◆ EXERCISE AIM
If a line in the data holds "root", copy that line out in full.

Web page and app entries
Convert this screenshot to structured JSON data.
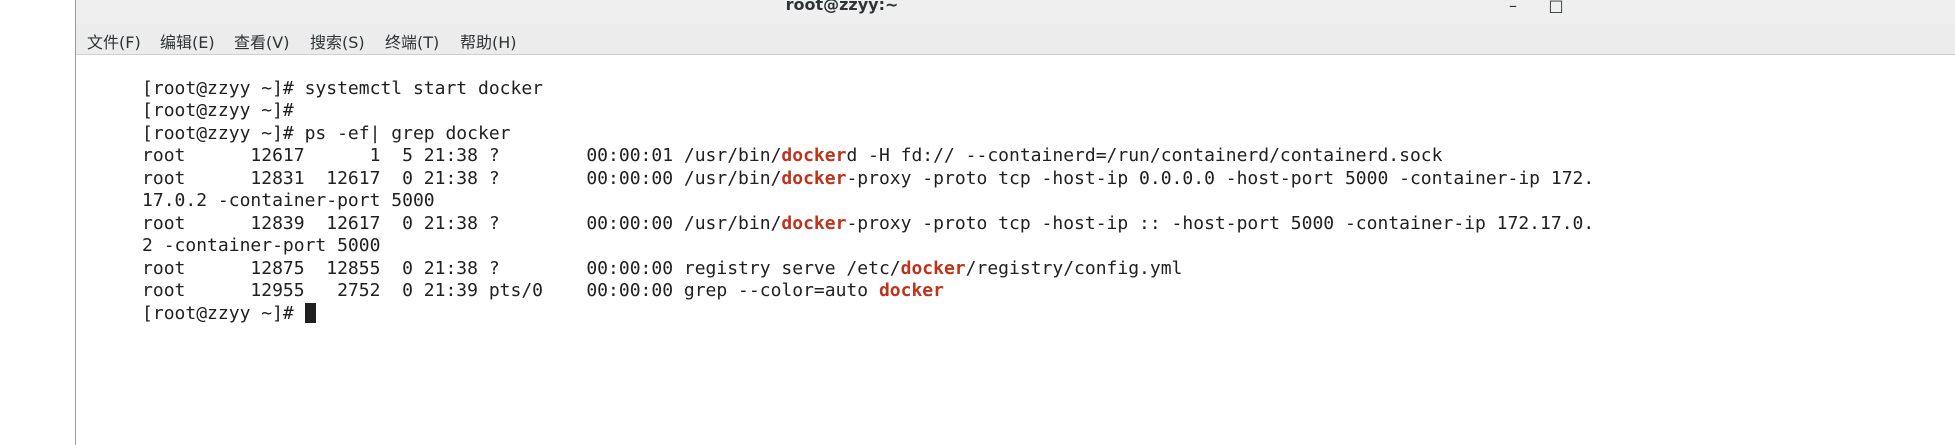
{
  "window": {
    "title": "root@zzyy:~",
    "minimize_glyph": "–",
    "maximize_glyph": "□"
  },
  "menu": [
    {
      "label": "文件(F)"
    },
    {
      "label": "编辑(E)"
    },
    {
      "label": "查看(V)"
    },
    {
      "label": "搜索(S)"
    },
    {
      "label": "终端(T)"
    },
    {
      "label": "帮助(H)"
    }
  ],
  "terminal": {
    "highlight_color": "#c0321a",
    "lines": [
      {
        "pre": "[root@zzyy ~]# systemctl start docker",
        "hl": "",
        "post": ""
      },
      {
        "pre": "[root@zzyy ~]#",
        "hl": "",
        "post": ""
      },
      {
        "pre": "[root@zzyy ~]# ps -ef| grep docker",
        "hl": "",
        "post": ""
      },
      {
        "pre": "root      12617      1  5 21:38 ?        00:00:01 /usr/bin/",
        "hl": "docker",
        "post": "d -H fd:// --containerd=/run/containerd/containerd.sock"
      },
      {
        "pre": "root      12831  12617  0 21:38 ?        00:00:00 /usr/bin/",
        "hl": "docker",
        "post": "-proxy -proto tcp -host-ip 0.0.0.0 -host-port 5000 -container-ip 172."
      },
      {
        "pre": "17.0.2 -container-port 5000",
        "hl": "",
        "post": ""
      },
      {
        "pre": "root      12839  12617  0 21:38 ?        00:00:00 /usr/bin/",
        "hl": "docker",
        "post": "-proxy -proto tcp -host-ip :: -host-port 5000 -container-ip 172.17.0."
      },
      {
        "pre": "2 -container-port 5000",
        "hl": "",
        "post": ""
      },
      {
        "pre": "root      12875  12855  0 21:38 ?        00:00:00 registry serve /etc/",
        "hl": "docker",
        "post": "/registry/config.yml"
      },
      {
        "pre": "root      12955   2752  0 21:39 pts/0    00:00:00 grep --color=auto ",
        "hl": "docker",
        "post": ""
      },
      {
        "pre": "[root@zzyy ~]# ",
        "hl": "",
        "post": ""
      }
    ]
  }
}
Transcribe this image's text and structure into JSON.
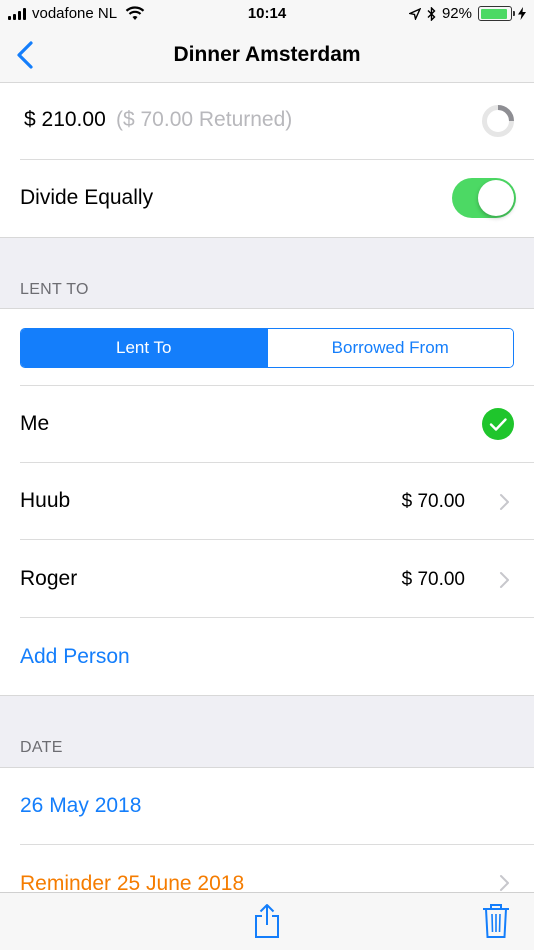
{
  "status_bar": {
    "carrier": "vodafone NL",
    "time": "10:14",
    "battery": "92%"
  },
  "nav": {
    "title": "Dinner Amsterdam"
  },
  "summary": {
    "total": "$ 210.00",
    "returned": "($ 70.00 Returned)"
  },
  "divide": {
    "label": "Divide Equally",
    "enabled": true
  },
  "lent_section": {
    "header": "LENT TO",
    "segments": [
      "Lent To",
      "Borrowed From"
    ],
    "selected": "Lent To"
  },
  "people": [
    {
      "name": "Me",
      "amount": "",
      "checked": true
    },
    {
      "name": "Huub",
      "amount": "$ 70.00"
    },
    {
      "name": "Roger",
      "amount": "$ 70.00"
    }
  ],
  "add_person": "Add Person",
  "date_section": {
    "header": "DATE",
    "date": "26 May 2018",
    "reminder": "Reminder 25 June 2018"
  },
  "colors": {
    "accent": "#147efb",
    "toggle_on": "#4cd964",
    "check": "#1fc52c",
    "reminder": "#f57c00"
  },
  "icons": [
    "back-chevron-icon",
    "progress-ring-icon",
    "checkmark-icon",
    "chevron-right-icon",
    "share-icon",
    "trash-icon"
  ]
}
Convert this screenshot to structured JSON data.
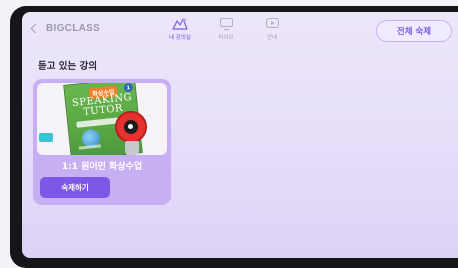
{
  "header": {
    "back_label": "BIGCLASS",
    "tabs": [
      {
        "label": "내 강의실",
        "icon": "classroom-icon",
        "active": true
      },
      {
        "label": "파이브",
        "icon": "monitor-icon",
        "active": false
      },
      {
        "label": "안내",
        "icon": "play-icon",
        "active": false
      }
    ],
    "all_homework_label": "전체 숙제"
  },
  "main": {
    "section_title": "듣고 있는 강의",
    "courses": [
      {
        "title": "1:1 원어민 화상수업",
        "cover": {
          "badge": "화상수업",
          "number": "1",
          "title_line1": "SPEAKING",
          "title_line2": "TUTOR"
        },
        "cta_label": "숙제하기"
      }
    ]
  },
  "colors": {
    "accent": "#7c57e8",
    "card_bg": "#c6b0f3",
    "screen_bg": "#ece6fb"
  }
}
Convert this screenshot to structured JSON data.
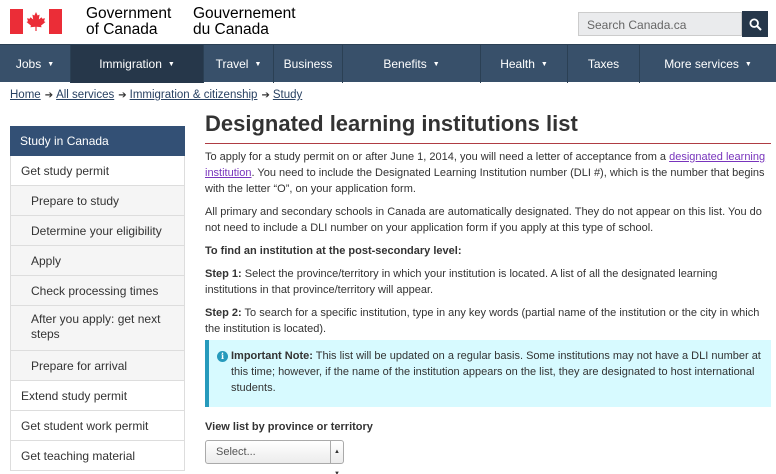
{
  "header": {
    "wordmark_en": [
      "Government",
      "of Canada"
    ],
    "wordmark_fr": [
      "Gouvernement",
      "du Canada"
    ],
    "search_placeholder": "Search Canada.ca",
    "flag_color": "#eb2d37"
  },
  "nav": {
    "items": [
      {
        "label": "Jobs",
        "dropdown": true
      },
      {
        "label": "Immigration",
        "dropdown": true,
        "active": true
      },
      {
        "label": "Travel",
        "dropdown": true
      },
      {
        "label": "Business",
        "dropdown": false
      },
      {
        "label": "Benefits",
        "dropdown": true
      },
      {
        "label": "Health",
        "dropdown": true
      },
      {
        "label": "Taxes",
        "dropdown": false
      },
      {
        "label": "More services",
        "dropdown": true
      }
    ]
  },
  "breadcrumb": [
    "Home",
    "All services",
    "Immigration & citizenship",
    "Study"
  ],
  "sidebar": {
    "heading": "Study in Canada",
    "items": [
      {
        "label": "Get study permit",
        "sub": false
      },
      {
        "label": "Prepare to study",
        "sub": true
      },
      {
        "label": "Determine your eligibility",
        "sub": true
      },
      {
        "label": "Apply",
        "sub": true
      },
      {
        "label": "Check processing times",
        "sub": true
      },
      {
        "label": "After you apply: get next steps",
        "sub": true
      },
      {
        "label": "Prepare for arrival",
        "sub": true
      },
      {
        "label": "Extend study permit",
        "sub": false
      },
      {
        "label": "Get student work permit",
        "sub": false
      },
      {
        "label": "Get teaching material",
        "sub": false
      }
    ]
  },
  "main": {
    "title": "Designated learning institutions list",
    "intro_before_link": "To apply for a study permit on or after June 1, 2014, you will need a letter of acceptance from a ",
    "intro_link": "designated learning institution",
    "intro_after_link": ". You need to include the Designated Learning Institution number (DLI #), which is the number that begins with the letter “O”, on your application form.",
    "para2": "All primary and secondary schools in Canada are automatically designated. They do not appear on this list. You do not need to include a DLI number on your application form if you apply at this type of school.",
    "find_heading": "To find an institution at the post-secondary level:",
    "step1_label": "Step 1:",
    "step1_text": " Select the province/territory in which your institution is located. A list of all the designated learning institutions in that province/territory will appear.",
    "step2_label": "Step 2:",
    "step2_text": " To search for a specific institution, type in any key words (partial name of the institution or the city in which the institution is located).",
    "note_label": "Important Note:",
    "note_text": " This list will be updated on a regular basis. Some institutions may not have a DLI number at this time; however, if the name of the institution appears on the list, they are designated to host international students.",
    "select_label": "View list by province or territory",
    "select_value": "Select..."
  }
}
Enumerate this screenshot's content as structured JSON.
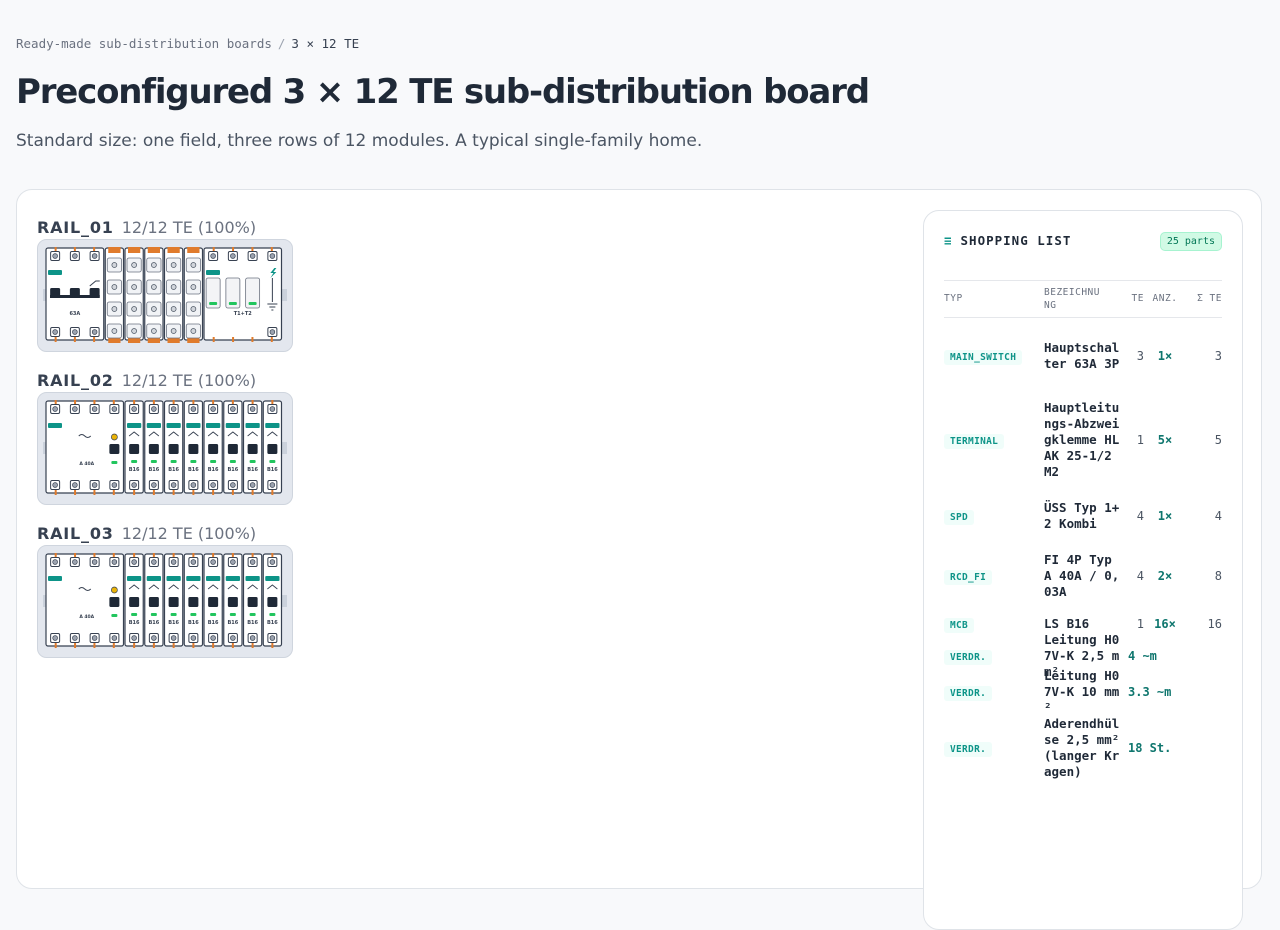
{
  "breadcrumb": {
    "parent": "Ready-made sub-distribution boards",
    "separator": "/",
    "current": "3 × 12 TE"
  },
  "page": {
    "title": "Preconfigured 3 × 12 TE sub-distribution board",
    "subtitle": "Standard size: one field, three rows of 12 modules. A typical single-family home."
  },
  "rails": [
    {
      "name": "RAIL_01",
      "usage": "12/12 TE (100%)",
      "modules": [
        {
          "kind": "main_switch",
          "width": 3,
          "label": "63A"
        },
        {
          "kind": "terminal",
          "width": 1
        },
        {
          "kind": "terminal",
          "width": 1
        },
        {
          "kind": "terminal",
          "width": 1
        },
        {
          "kind": "terminal",
          "width": 1
        },
        {
          "kind": "terminal",
          "width": 1
        },
        {
          "kind": "spd",
          "width": 4,
          "label": "T1+T2"
        }
      ]
    },
    {
      "name": "RAIL_02",
      "usage": "12/12 TE (100%)",
      "modules": [
        {
          "kind": "rcd",
          "width": 4,
          "label": "A 40A"
        },
        {
          "kind": "mcb",
          "width": 1,
          "label": "B16"
        },
        {
          "kind": "mcb",
          "width": 1,
          "label": "B16"
        },
        {
          "kind": "mcb",
          "width": 1,
          "label": "B16"
        },
        {
          "kind": "mcb",
          "width": 1,
          "label": "B16"
        },
        {
          "kind": "mcb",
          "width": 1,
          "label": "B16"
        },
        {
          "kind": "mcb",
          "width": 1,
          "label": "B16"
        },
        {
          "kind": "mcb",
          "width": 1,
          "label": "B16"
        },
        {
          "kind": "mcb",
          "width": 1,
          "label": "B16"
        }
      ]
    },
    {
      "name": "RAIL_03",
      "usage": "12/12 TE (100%)",
      "modules": [
        {
          "kind": "rcd",
          "width": 4,
          "label": "A 40A"
        },
        {
          "kind": "mcb",
          "width": 1,
          "label": "B16"
        },
        {
          "kind": "mcb",
          "width": 1,
          "label": "B16"
        },
        {
          "kind": "mcb",
          "width": 1,
          "label": "B16"
        },
        {
          "kind": "mcb",
          "width": 1,
          "label": "B16"
        },
        {
          "kind": "mcb",
          "width": 1,
          "label": "B16"
        },
        {
          "kind": "mcb",
          "width": 1,
          "label": "B16"
        },
        {
          "kind": "mcb",
          "width": 1,
          "label": "B16"
        },
        {
          "kind": "mcb",
          "width": 1,
          "label": "B16"
        }
      ]
    }
  ],
  "shopping": {
    "icon": "list-icon",
    "title": "SHOPPING LIST",
    "badge": "25 parts",
    "headers": {
      "typ": "TYP",
      "bez": "BEZEICHNUNG",
      "te": "TE",
      "anz": "ANZ.",
      "sum": "Σ TE"
    },
    "rows": [
      {
        "typ": "MAIN_SWITCH",
        "bez": "Hauptschalter 63A 3P",
        "te": "3",
        "anz": "1×",
        "sum": "3"
      },
      {
        "typ": "TERMINAL",
        "bez": "Hauptleitungs-Abzweigklemme HLAK 25-1/2 M2",
        "te": "1",
        "anz": "5×",
        "sum": "5"
      },
      {
        "typ": "SPD",
        "bez": "ÜSS Typ 1+2 Kombi",
        "te": "4",
        "anz": "1×",
        "sum": "4"
      },
      {
        "typ": "RCD_FI",
        "bez": "FI 4P Typ A 40A / 0,03A",
        "te": "4",
        "anz": "2×",
        "sum": "8"
      },
      {
        "typ": "MCB",
        "bez": "LS B16",
        "te": "1",
        "anz": "16×",
        "sum": "16"
      },
      {
        "typ": "VERDR.",
        "bez": "Leitung H07V-K 2,5 mm²",
        "qty": "4 ~m"
      },
      {
        "typ": "VERDR.",
        "bez": "Leitung H07V-K 10 mm²",
        "qty": "3.3 ~m"
      },
      {
        "typ": "VERDR.",
        "bez": "Aderendhülse 2,5 mm² (langer Kragen)",
        "qty": "18 St."
      }
    ]
  },
  "colors": {
    "accent": "#0d9488",
    "badge_bg": "#d1fae5",
    "rail_bg": "#e3e7ee",
    "handle": "#1f2937",
    "led_green": "#22c55e",
    "led_yellow": "#eab308",
    "terminal_orange": "#e07b2c"
  }
}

◆ TASK RESPONSE
    "title": "root@zzyy:~",
        "pre": "[root@zzyy ~]# systemctl start docker",
        "pre": "[root@zzyy ~]#",
        "pre": "[root@zzyy ~]# ps -ef| grep docker",
        "pre": "root      12617      1  5 21:38 ?        00:00:01 /usr/bin/",
        "pre": "root      12831  12617  0 21:38 ?        00:00:00 /usr/bin/",
        "pre": "root      12839  12617  0 21:38 ?        00:00:00 /usr/bin/",
        "pre": "root      12875  12855  0 21:38 ?        00:00:00 registry serve /etc/",
        "pre": "root      12955   2752  0 21:39 pts/0    00:00:00 grep --color=auto ",
        "pre": "[root@zzyy ~]# ",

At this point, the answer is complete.